Service also helps to keep you charmed, although they aren’t very helpful with the recos. Everything’s great and popular and wonderful. Which is probably the Prozac talking, but to be fair, the food can be quite good, depending on what you order. Case in point, my modest sampling of two dishes produced both an “mmm” and a “meh.” So amidst this 50/50 hit ratio I would recommend the lobster roll, served faithful New England style with mayo and celery atop a brioche bun as opposed to a long roll and plank fries as opposed to shoestring. It was very solid. Holding its own against the likes of Ocean House. My only nit would be the side of coleslaw. A touch too far on the creamy side for my tastes. I prefer the mustardy side, it’s right before the dark side and just after the wild side.

Speaking of sides, on the miss side, the apple crumble a la mode undid all of the good will the lobster roll had secured. It was soggy and the only thing crumbling about it was my impression of Justin. And the mode didn’t help much either as the ice cream tasted like Breyer’s.

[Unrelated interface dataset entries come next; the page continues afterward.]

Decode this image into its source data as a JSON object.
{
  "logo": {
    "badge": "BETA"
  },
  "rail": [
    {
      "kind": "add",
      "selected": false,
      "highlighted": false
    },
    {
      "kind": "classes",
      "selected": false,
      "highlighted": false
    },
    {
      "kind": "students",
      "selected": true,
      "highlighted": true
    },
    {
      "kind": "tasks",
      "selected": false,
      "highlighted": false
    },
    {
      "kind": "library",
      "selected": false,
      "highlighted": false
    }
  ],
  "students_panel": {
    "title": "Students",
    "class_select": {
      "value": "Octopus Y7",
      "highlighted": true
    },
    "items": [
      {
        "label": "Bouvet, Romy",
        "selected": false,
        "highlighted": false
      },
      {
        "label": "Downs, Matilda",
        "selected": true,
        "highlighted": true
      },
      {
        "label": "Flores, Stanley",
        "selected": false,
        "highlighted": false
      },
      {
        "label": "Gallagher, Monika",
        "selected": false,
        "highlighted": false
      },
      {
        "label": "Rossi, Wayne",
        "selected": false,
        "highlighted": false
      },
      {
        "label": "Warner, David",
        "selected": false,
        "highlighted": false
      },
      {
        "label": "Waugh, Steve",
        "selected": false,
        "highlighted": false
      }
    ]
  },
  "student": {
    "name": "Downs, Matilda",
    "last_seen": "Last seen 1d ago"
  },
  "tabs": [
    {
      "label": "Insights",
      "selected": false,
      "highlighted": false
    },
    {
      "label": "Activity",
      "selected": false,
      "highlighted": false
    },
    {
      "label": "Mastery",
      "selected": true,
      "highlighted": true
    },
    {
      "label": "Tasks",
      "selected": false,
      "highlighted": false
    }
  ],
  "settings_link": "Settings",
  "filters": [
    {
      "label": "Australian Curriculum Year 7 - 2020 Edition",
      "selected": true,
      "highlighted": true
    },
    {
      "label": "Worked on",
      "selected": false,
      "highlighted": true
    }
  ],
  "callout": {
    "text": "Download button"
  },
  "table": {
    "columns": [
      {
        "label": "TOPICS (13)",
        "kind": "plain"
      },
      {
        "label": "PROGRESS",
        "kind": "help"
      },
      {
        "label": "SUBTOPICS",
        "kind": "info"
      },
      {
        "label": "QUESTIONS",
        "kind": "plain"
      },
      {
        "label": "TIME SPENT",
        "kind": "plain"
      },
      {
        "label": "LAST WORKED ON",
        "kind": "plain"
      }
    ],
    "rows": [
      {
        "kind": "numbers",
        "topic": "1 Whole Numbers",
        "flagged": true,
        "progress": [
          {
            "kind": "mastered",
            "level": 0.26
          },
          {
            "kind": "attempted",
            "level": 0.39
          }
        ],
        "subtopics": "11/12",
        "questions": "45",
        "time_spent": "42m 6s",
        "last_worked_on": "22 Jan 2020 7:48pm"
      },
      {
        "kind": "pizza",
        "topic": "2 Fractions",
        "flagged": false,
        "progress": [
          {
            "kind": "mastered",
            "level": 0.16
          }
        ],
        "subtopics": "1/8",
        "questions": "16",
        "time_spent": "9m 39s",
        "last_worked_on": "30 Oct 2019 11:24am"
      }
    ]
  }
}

So I’m torn between 2 and 3 knives, but it’s a pretty extensive menu, so I’ll have to give it another whirl and see if they can improve their batting average. In the meantime, if you leave nearby, I say do it. What’ve you got to lose? It’s not like Umami Café is flawless either. If you don’t live nearby, then I wouldn’t make a special trip. But if you’re on a day trip to Croton Beach, this is the perfect place to come for a late lunch/early dinner.

3 teeth